WASHINGTON, D.C. - For Al Gore, the choice is obvious: Either accept scientific reality about climate change or believe what the fossil fuel industry is paying some Republican candidates to say.
"Anti-climate lobbyists ... give massive campaign contributions and they're not shy about making it clear to the candidates they support that there's a quid pro quo. In return for getting their money, these candidates have to pretend that they really believe this nonsense," the longtime climate change campaigner said on Wednesday in a telephone interview.
Asked whether Republican candidates who have accepted contributions from fossil fuel industries are compelled to toe the skeptical line on climate change, Gore replied: "That is absolutely the case."
Gore — a Nobel peace laureate, former vice president and star of the Oscar-winning documentary "An Inconvenient Truth" — said "too many" in his own Democratic Party have done this too but did not name them.
"We have to weigh whether or not we will accept the judgment of every national academy of science of every major country ... or whether we'll instead take the advice of ExxonMobil and the Koch brothers and Rush Limbaugh and Glenn Beck," Gore said.
He cited the petroleum giant, the two chiefs of Kansas-based energy conglomerate Koch Industries and two conservative talk-show hosts.
Republicans call it a 'hoax'

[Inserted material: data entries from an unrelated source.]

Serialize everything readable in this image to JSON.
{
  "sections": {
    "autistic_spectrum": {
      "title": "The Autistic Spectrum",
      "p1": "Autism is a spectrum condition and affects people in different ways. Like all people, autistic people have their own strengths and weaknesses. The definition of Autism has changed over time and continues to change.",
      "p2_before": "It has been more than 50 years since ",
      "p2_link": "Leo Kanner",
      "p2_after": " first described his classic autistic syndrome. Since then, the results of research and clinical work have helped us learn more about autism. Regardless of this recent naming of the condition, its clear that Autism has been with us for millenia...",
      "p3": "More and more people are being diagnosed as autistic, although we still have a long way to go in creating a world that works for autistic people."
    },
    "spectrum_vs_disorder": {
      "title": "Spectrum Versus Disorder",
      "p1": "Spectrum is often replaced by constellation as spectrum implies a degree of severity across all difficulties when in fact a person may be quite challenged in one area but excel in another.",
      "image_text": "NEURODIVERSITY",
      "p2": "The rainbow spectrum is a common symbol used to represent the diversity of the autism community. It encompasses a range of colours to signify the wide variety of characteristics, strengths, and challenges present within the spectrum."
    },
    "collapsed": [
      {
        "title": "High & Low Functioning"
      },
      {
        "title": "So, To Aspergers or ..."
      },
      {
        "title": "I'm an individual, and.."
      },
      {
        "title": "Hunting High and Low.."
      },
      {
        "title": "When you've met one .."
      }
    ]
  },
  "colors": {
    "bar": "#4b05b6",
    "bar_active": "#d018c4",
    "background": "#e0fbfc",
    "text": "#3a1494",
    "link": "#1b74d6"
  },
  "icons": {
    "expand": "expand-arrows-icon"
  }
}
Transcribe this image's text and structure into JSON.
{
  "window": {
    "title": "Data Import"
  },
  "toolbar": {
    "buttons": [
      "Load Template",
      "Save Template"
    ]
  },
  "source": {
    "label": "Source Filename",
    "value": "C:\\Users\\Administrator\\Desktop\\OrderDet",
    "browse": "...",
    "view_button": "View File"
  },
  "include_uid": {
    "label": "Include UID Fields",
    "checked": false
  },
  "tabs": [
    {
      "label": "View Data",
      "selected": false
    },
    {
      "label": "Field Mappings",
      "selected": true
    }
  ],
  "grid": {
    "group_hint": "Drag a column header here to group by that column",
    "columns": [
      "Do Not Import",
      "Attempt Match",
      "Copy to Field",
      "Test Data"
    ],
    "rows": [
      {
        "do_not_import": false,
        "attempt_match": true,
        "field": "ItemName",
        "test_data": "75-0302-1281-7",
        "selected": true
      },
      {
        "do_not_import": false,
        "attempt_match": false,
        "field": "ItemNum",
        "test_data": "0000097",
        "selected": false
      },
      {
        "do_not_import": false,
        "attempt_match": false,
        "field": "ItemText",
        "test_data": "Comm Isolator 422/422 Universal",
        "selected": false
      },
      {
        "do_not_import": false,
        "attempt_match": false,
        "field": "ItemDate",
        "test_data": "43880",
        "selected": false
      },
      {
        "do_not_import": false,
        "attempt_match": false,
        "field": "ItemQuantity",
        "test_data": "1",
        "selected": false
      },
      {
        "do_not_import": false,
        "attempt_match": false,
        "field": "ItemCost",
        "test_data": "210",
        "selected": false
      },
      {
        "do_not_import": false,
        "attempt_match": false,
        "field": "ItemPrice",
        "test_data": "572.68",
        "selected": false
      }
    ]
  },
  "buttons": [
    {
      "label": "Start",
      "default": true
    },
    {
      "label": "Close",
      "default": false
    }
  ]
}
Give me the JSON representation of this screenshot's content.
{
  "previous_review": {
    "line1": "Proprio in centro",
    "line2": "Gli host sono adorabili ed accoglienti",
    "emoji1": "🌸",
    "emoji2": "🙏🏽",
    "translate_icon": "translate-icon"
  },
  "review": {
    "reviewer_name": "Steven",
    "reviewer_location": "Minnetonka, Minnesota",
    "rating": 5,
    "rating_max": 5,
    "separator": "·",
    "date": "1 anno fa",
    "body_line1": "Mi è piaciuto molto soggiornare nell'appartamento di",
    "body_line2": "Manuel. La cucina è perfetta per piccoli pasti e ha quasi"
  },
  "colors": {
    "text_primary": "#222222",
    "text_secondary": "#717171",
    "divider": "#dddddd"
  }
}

Most Republican presidential candidates, with the exception of Jon Huntsman, are skeptical about climate change science. Current front-runner Rick Perry has called the science supporting human influence on global warming "one contrived phony mess," while Michele Bachmann has called it a hoax.
Gore blamed these attitudes on the undue sway of the coal and oil industries in U.S. politics.
"The single largest source of campaign financing for most of those (Republican) candidates is the oil industry and the coal industry," he said. "And the oil companies in particular, starting almost 20 years ago, began a massive disinformation campaign" aiming to create doubt that human activities, including the burning of fossil fuels, spur climate change.
Climate skeptics often argue that natural variability is the main cause of changing change, and accuse some climate scientists of manipulating data, pointing to the so-called "Climategate" case involving hacked emails between climate scientists. Independent inquiries have found no wrong-doing by the scientists.
Climate skeptics' 'orthodoxy'
"This is now to the point where anyone who is prominent in the Republican Party who has the temerity to assert the reality of the science is considered foolish politically for straying from this orthodoxy," Gore said.
He said this year's violent and expensive U.S. weather should be enough to convince anyone. But in case it is not, he is launching a new campaign called The Climate Reality Project, kicking off with "24 Hours of Reality" to be presented in 13 languages and a presentation for each time zone.
Visible online at http://climaterealityproject.org
, the venture is to start at 8 p.m. EDT Wednesday with streaming video each hour from different locations, from New York
. The first presentation is set to come from Mexico City
Gore said he has no doubt that massive floods in Pakistan, Australia and along the Mississippi River, heat waves and droughts in Russia and Texas, and other severe weather events are related to human-influenced climate change.
"The deniers claim that it's some kind of hoax and that the global scientific community is lying to people," he said. "It's not a hoax, it's high school physics."
In a reference to the Tea Party movement and other U.S. conservatives who favor anti-tax crusader Grover Norquist's notion of shrinking the federal government "to the size where we can drown it in the bathtub," Gore warned of the consequences of accepting "alternative to reality pushed by carbon polluters and their ideological allies in the drown-the-government-in-the-bathtub crowd."
An honor to be attacked
But he said not all mainstream Republicans are doubtful about climate change and noted a long bipartisan tradition of environmental protection, from Teddy Roosevelt to Richard Nixon.
Gore said the difference now is the amount of money required to run a U.S. political campaign, as well as the global nature of climate change.
Gore acknowledges that he is often the public figure climate skeptics love to attack.
"That's an honor because there's a long tradition of people who hate a particular message choosing to attack anyone who serves as a messenger delivering that message. And I don't take that personally."
(Editing by Cynthia Osterman)